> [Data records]
★ ★ ★ ★ ★

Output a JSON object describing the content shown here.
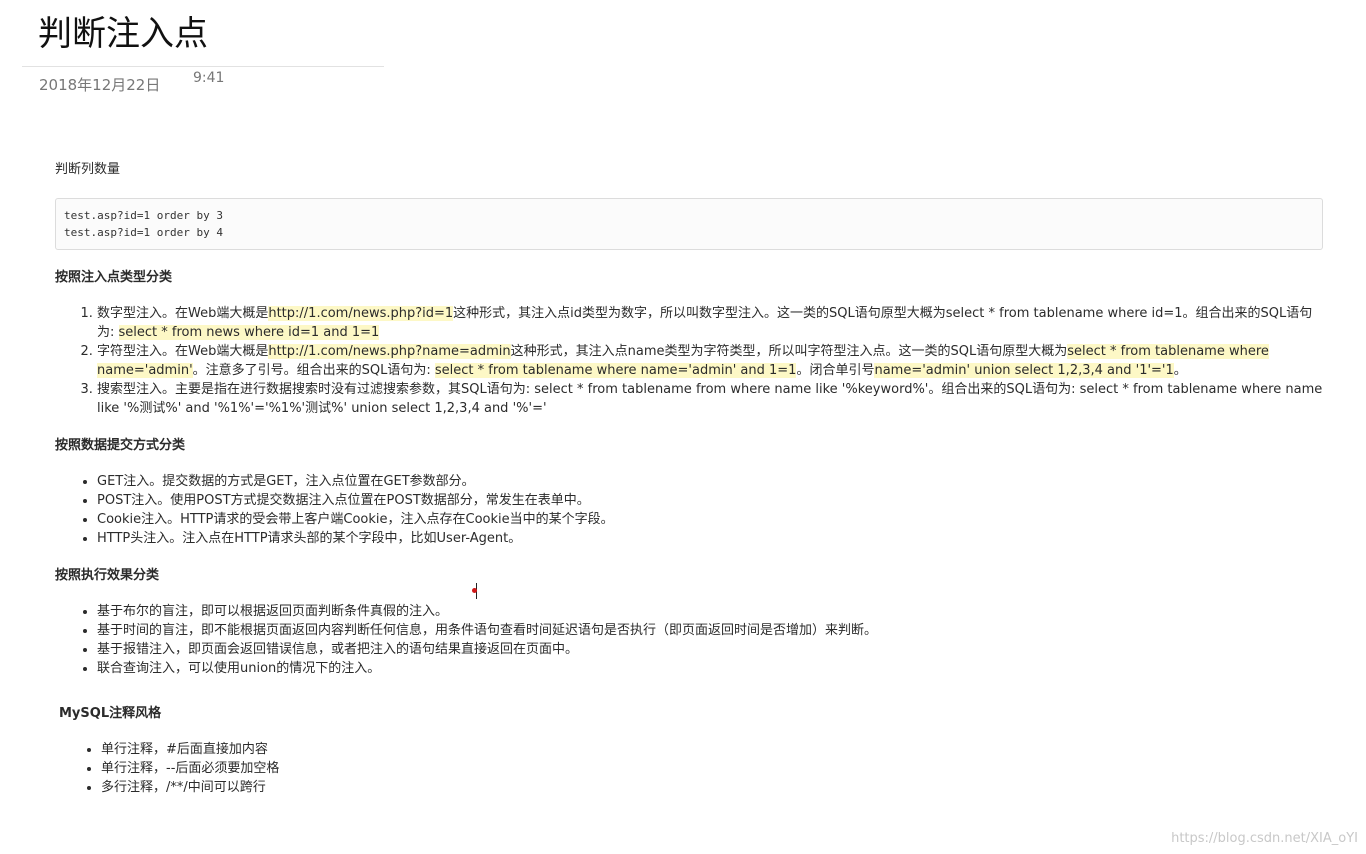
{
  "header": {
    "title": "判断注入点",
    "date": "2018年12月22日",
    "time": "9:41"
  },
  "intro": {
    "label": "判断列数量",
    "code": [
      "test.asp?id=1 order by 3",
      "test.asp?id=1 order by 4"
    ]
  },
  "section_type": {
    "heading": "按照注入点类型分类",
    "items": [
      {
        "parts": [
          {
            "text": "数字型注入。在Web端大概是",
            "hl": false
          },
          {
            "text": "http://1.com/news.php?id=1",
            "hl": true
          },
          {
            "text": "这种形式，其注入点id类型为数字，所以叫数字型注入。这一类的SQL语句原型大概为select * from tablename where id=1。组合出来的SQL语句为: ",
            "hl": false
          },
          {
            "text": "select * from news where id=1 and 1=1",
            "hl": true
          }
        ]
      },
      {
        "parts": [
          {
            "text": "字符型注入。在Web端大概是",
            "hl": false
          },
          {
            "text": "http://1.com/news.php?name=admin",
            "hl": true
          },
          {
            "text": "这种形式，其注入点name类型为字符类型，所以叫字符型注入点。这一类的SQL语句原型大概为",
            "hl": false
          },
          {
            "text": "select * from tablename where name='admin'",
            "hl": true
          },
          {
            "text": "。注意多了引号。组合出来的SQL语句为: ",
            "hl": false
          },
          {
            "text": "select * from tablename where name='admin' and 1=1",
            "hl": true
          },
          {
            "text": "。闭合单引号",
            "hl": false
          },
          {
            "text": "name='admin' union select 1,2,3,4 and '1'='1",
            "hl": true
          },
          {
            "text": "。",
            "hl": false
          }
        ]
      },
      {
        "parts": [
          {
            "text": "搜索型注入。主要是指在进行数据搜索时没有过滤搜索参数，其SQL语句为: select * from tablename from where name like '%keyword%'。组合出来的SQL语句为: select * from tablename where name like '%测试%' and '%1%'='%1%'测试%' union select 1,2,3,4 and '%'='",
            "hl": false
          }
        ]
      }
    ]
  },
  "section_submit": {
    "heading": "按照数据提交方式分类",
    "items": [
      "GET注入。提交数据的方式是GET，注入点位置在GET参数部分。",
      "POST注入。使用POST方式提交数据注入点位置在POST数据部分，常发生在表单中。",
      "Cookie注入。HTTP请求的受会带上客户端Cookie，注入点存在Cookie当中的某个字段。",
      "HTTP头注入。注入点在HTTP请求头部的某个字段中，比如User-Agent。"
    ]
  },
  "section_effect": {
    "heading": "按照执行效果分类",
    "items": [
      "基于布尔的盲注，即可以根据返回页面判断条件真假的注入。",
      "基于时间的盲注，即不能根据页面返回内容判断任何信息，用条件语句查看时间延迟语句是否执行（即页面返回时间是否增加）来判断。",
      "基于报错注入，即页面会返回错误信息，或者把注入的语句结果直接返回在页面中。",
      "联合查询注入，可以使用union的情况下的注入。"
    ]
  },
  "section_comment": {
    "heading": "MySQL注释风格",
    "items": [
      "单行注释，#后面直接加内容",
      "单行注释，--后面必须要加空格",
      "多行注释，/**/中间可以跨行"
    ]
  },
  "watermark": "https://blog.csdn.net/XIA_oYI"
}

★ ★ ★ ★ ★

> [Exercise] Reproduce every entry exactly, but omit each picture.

> [Your response]
Output a JSON object describing the content shown here.
{
  "header": {
    "title": "判断注入点",
    "date": "2018年12月22日",
    "time": "9:41"
  },
  "intro": {
    "label": "判断列数量",
    "code": [
      "test.asp?id=1 order by 3",
      "test.asp?id=1 order by 4"
    ]
  },
  "section_type": {
    "heading": "按照注入点类型分类",
    "items": [
      {
        "parts": [
          {
            "text": "数字型注入。在Web端大概是",
            "hl": false
          },
          {
            "text": "http://1.com/news.php?id=1",
            "hl": true
          },
          {
            "text": "这种形式，其注入点id类型为数字，所以叫数字型注入。这一类的SQL语句原型大概为select * from tablename where id=1。组合出来的SQL语句为: ",
            "hl": false
          },
          {
            "text": "select * from news where id=1 and 1=1",
            "hl": true
          }
        ]
      },
      {
        "parts": [
          {
            "text": "字符型注入。在Web端大概是",
            "hl": false
          },
          {
            "text": "http://1.com/news.php?name=admin",
            "hl": true
          },
          {
            "text": "这种形式，其注入点name类型为字符类型，所以叫字符型注入点。这一类的SQL语句原型大概为",
            "hl": false
          },
          {
            "text": "select * from tablename where name='admin'",
            "hl": true
          },
          {
            "text": "。注意多了引号。组合出来的SQL语句为: ",
            "hl": false
          },
          {
            "text": "select * from tablename where name='admin' and 1=1",
            "hl": true
          },
          {
            "text": "。闭合单引号",
            "hl": false
          },
          {
            "text": "name='admin' union select 1,2,3,4 and '1'='1",
            "hl": true
          },
          {
            "text": "。",
            "hl": false
          }
        ]
      },
      {
        "parts": [
          {
            "text": "搜索型注入。主要是指在进行数据搜索时没有过滤搜索参数，其SQL语句为: select * from tablename from where name like '%keyword%'。组合出来的SQL语句为: select * from tablename where name like '%测试%' and '%1%'='%1%'测试%' union select 1,2,3,4 and '%'='",
            "hl": false
          }
        ]
      }
    ]
  },
  "section_submit": {
    "heading": "按照数据提交方式分类",
    "items": [
      "GET注入。提交数据的方式是GET，注入点位置在GET参数部分。",
      "POST注入。使用POST方式提交数据注入点位置在POST数据部分，常发生在表单中。",
      "Cookie注入。HTTP请求的受会带上客户端Cookie，注入点存在Cookie当中的某个字段。",
      "HTTP头注入。注入点在HTTP请求头部的某个字段中，比如User-Agent。"
    ]
  },
  "section_effect": {
    "heading": "按照执行效果分类",
    "items": [
      "基于布尔的盲注，即可以根据返回页面判断条件真假的注入。",
      "基于时间的盲注，即不能根据页面返回内容判断任何信息，用条件语句查看时间延迟语句是否执行（即页面返回时间是否增加）来判断。",
      "基于报错注入，即页面会返回错误信息，或者把注入的语句结果直接返回在页面中。",
      "联合查询注入，可以使用union的情况下的注入。"
    ]
  },
  "section_comment": {
    "heading": "MySQL注释风格",
    "items": [
      "单行注释，#后面直接加内容",
      "单行注释，--后面必须要加空格",
      "多行注释，/**/中间可以跨行"
    ]
  },
  "watermark": "https://blog.csdn.net/XIA_oYI"
}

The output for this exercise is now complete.